*** Given data

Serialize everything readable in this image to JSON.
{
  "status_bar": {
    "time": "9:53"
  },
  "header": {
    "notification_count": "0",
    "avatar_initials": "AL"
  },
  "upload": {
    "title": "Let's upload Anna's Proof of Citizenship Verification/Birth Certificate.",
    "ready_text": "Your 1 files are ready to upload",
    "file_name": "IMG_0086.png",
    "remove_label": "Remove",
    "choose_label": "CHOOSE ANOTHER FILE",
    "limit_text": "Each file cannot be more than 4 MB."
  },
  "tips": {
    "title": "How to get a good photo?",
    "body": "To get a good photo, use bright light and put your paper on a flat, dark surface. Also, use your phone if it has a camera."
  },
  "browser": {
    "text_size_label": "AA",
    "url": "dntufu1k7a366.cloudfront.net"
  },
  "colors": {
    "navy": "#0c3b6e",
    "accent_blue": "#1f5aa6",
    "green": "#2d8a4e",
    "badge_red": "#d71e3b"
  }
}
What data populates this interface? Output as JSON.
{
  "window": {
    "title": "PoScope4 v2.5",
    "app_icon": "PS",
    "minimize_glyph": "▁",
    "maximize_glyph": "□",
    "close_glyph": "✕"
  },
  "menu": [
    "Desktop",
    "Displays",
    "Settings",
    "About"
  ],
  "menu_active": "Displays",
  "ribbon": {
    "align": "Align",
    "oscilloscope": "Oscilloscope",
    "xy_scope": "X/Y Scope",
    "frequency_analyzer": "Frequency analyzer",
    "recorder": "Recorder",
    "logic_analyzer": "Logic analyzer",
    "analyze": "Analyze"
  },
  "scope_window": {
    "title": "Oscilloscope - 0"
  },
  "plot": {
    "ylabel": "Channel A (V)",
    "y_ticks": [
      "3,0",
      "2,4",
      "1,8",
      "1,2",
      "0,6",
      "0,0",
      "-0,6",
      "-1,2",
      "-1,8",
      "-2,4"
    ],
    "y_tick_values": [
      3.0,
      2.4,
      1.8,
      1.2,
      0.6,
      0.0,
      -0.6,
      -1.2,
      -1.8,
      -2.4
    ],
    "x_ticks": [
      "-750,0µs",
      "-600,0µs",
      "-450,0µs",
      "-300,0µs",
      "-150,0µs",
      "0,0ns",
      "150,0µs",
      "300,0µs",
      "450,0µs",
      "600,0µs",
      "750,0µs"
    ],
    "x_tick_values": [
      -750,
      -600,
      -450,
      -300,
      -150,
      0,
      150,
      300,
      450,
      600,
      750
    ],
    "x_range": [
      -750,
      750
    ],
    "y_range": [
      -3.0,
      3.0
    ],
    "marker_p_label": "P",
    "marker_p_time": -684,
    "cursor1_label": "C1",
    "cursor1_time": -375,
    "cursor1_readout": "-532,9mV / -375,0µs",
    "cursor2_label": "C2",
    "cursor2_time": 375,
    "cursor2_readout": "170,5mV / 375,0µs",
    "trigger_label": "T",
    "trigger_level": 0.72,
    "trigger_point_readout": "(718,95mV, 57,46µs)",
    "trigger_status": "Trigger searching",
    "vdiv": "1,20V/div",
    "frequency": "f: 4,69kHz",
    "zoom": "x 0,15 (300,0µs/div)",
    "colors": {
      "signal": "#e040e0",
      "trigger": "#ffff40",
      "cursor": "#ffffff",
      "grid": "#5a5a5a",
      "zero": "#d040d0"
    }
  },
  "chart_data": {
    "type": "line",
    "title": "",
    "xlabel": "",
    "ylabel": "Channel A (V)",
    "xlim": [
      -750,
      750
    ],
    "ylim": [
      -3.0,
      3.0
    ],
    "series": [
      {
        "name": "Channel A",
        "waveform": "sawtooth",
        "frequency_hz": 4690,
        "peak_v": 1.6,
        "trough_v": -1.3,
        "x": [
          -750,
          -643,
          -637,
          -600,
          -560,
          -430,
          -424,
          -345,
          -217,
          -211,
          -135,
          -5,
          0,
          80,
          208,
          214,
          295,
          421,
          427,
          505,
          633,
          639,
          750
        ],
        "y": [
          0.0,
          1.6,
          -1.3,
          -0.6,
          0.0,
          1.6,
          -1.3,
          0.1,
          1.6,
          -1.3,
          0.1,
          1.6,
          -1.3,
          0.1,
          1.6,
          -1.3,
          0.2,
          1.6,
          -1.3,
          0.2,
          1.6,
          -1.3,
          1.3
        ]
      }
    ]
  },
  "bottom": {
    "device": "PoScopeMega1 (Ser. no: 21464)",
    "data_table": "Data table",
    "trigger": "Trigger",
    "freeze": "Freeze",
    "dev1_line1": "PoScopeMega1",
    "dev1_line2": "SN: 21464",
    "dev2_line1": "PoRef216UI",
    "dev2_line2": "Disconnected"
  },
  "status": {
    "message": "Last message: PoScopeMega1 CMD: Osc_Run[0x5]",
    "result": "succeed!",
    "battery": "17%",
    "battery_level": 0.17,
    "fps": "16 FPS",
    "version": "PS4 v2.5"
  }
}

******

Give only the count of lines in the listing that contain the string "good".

◆ **Result**
2